It was argued in this connection that an offence under Section 54 of the Rajasthan Excise Act is a cognizable offence and the provision of Section 259 Cri. P.C. is not applicable to it and no distinction can, therefore, be drawn in the two procedures for this reason. The arguments of Mr. Kansingh deserve consideration; but we do not think it necessary to refer the case to a Full Bench for the reason that this case can be disposed of without considering the points that have been raised by Mr. Kansingh.
8. It may be noted that by explanation, that was added to Section 67 of the Rajasthan Excise Act, it is provided that the report of an Excise officer under Section 67(2) shall be treated for all purposes of trial to be a report made by a police .officer within the meaning of Clause (b) of Sub-section (1) of Section 190 of the Criminal Procedure Code of 1898. The cases of reports of Excise Officers are thus placed at par with the cases instituted on police challans.
The amendment came into force on 14th May 1958. The defence evidence in the Instant case was closed before the amendment came into force, but the case was decided after the said amendment was introduced in Rajasthan Excise Act. In Ghisia's case ILR (1959) 9 Raj 909: (AIR 1959 Raj 266) the effect of the amendment did not come up for consideration. In case it is now held following the decision in Ghisia's case ILR (1959) 9 Raj 909 : (AIR 1959 Raj 266) that the trial was vitiated on account of the fact that the procedure under Section 252 Cr L P.C. was not followed and in its place, the procedure laid down by Section 251-A Cri. P.C. was gone into and the trial is set aside and a de novo trial is ordered, the case would now be sent back and be tried again in accordance with the procedure laid down by Section 251-A and not in accordance with the procedure laid down by Section 252 Cri. P.C. for as the law now stands, a case of a report by the Excise Officer has to be tried as a case instituted on a police challan.

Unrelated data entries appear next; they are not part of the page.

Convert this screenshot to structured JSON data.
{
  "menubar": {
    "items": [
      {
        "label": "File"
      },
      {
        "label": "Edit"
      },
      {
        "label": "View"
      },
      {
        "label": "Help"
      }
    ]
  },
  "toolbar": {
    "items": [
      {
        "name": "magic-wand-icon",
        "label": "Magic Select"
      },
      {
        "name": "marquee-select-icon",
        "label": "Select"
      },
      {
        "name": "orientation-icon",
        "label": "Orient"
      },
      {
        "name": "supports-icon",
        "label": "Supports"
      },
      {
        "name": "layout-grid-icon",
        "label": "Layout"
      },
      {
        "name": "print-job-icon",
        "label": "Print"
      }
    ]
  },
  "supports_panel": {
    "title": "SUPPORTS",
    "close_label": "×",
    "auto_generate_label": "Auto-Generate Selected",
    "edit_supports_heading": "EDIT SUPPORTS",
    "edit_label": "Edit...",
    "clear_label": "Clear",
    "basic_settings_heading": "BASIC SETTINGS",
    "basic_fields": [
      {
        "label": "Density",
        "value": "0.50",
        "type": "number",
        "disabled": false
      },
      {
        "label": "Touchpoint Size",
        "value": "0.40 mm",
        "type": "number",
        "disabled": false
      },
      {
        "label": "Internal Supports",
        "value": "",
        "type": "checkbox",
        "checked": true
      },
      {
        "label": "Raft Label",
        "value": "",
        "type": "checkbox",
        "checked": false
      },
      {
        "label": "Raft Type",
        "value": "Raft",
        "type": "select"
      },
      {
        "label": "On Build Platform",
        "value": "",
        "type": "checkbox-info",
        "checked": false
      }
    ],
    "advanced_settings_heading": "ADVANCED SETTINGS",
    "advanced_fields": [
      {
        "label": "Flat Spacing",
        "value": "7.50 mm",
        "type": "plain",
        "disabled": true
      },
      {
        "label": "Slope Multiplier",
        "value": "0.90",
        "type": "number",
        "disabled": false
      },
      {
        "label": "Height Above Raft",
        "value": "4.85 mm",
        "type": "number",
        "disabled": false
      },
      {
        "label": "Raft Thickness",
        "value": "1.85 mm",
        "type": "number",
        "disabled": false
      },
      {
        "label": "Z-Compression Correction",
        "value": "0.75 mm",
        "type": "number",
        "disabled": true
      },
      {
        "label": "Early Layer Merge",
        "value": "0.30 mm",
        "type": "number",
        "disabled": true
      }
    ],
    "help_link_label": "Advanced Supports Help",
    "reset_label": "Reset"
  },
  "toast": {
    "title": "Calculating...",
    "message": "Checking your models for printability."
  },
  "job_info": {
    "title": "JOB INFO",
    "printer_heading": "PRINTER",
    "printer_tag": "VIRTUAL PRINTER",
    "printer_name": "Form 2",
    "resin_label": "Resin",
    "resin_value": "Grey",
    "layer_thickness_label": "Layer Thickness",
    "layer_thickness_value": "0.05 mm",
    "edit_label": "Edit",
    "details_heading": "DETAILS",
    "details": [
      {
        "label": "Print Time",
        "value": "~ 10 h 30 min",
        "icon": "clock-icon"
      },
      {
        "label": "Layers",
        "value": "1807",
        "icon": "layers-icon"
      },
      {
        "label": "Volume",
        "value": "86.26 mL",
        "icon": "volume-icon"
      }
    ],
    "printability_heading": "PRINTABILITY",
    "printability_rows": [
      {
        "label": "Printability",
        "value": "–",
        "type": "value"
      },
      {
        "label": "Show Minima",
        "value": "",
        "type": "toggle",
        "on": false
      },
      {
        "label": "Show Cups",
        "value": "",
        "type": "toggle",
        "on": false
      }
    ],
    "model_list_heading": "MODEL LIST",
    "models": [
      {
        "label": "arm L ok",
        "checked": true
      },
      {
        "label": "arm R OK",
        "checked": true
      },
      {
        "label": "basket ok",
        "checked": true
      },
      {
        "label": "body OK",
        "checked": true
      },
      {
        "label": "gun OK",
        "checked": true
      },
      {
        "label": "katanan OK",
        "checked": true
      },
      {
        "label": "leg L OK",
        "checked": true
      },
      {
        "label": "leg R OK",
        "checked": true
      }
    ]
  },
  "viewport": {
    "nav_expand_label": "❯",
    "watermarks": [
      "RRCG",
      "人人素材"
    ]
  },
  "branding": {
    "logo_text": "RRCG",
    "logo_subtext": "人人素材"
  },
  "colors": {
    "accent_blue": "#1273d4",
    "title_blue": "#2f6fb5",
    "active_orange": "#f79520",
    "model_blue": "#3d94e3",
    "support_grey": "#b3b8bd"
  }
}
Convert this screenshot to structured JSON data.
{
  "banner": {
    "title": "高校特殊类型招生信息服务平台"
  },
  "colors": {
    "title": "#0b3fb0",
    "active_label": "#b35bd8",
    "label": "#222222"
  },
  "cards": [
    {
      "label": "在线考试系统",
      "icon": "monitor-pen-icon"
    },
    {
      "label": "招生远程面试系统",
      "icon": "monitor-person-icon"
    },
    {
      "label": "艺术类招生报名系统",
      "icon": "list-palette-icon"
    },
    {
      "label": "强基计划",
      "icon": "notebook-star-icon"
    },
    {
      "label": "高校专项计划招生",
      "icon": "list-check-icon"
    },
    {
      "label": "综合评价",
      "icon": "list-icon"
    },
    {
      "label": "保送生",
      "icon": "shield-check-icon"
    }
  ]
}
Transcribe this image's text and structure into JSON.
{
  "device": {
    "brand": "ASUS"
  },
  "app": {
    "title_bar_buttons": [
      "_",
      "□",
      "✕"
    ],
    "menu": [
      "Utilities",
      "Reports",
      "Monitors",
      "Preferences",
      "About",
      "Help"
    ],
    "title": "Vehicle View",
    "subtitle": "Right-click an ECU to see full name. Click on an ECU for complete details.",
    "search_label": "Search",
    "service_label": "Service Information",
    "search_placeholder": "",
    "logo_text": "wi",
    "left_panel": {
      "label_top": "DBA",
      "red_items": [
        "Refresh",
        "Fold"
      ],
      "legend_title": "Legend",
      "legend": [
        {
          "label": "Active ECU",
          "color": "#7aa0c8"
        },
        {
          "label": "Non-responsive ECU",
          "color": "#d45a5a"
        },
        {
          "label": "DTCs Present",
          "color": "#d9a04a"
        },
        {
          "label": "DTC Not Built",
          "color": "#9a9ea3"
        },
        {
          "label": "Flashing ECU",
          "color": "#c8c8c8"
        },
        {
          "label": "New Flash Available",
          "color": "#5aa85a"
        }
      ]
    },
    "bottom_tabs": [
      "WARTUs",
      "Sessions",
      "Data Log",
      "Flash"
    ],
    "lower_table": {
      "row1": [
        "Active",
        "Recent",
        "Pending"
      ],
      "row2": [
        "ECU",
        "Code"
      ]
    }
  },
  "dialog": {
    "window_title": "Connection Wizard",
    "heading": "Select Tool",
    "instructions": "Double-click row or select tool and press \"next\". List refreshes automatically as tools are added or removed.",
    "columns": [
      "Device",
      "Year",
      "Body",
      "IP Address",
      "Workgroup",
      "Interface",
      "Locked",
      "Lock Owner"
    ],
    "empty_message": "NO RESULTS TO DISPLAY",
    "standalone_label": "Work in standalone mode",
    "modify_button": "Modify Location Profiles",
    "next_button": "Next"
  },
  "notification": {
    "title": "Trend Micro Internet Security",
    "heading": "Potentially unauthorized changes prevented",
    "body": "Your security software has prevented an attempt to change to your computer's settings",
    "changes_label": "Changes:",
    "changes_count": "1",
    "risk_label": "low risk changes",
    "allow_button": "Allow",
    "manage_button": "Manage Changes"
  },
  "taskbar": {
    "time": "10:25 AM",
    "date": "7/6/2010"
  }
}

Thus if after quashing the trial, the same procedure and the same trial has to be repeated, there is no sense in staging a new trial which would be just Similar to the one that has already taken place. Having regard to the amendment] of Section 67, we think no useful purpose would be served by setting aside the conviction of the accused for a retrial shall have to be made in accordance with the same procedure as was adopted at the trial already held.
It may also be pointed out here that it is discretionary for this Court to exercise its revisional jurisdiction and under the circumstances of this case, when substantial justice has been done, we think we should not interfere with the judgment of the lower court on a highly technical point not resulting in prejudice or injustice to the accused, in exercise of our revisional powers.
9. The learned counsel for the petitioners has also urged that the report of the public Analyst was not admissible into evidence and that the convictions were also bad for this reason. It may be noted in this connection that even if the report of the Public Analyst is ignored, the convictions of the petitioners cannot be regarded ill founded for the simple reason that still and other implements of distillation were recovered from their possession and offences under Section 54(a) and (d) would, therefore, be established against them even without the chemical examination of the liquor and the wash that were also recovered in the same transaction. It may also be pointed out that the trial court did in fact examine P.N. Bhargaya as a court witness under Section 540 of the Criminal Procedure Code and the objection taken by the learned counsel is, therefore, without any basis.
10. The revision fails and is dismissed. The accused were let off on bail. They shall surrender to their bails and be sent to jail to undergo the remaining portions of their sentences. The District Magistrate, Jaipur may be directed to issue warrants for their arrest.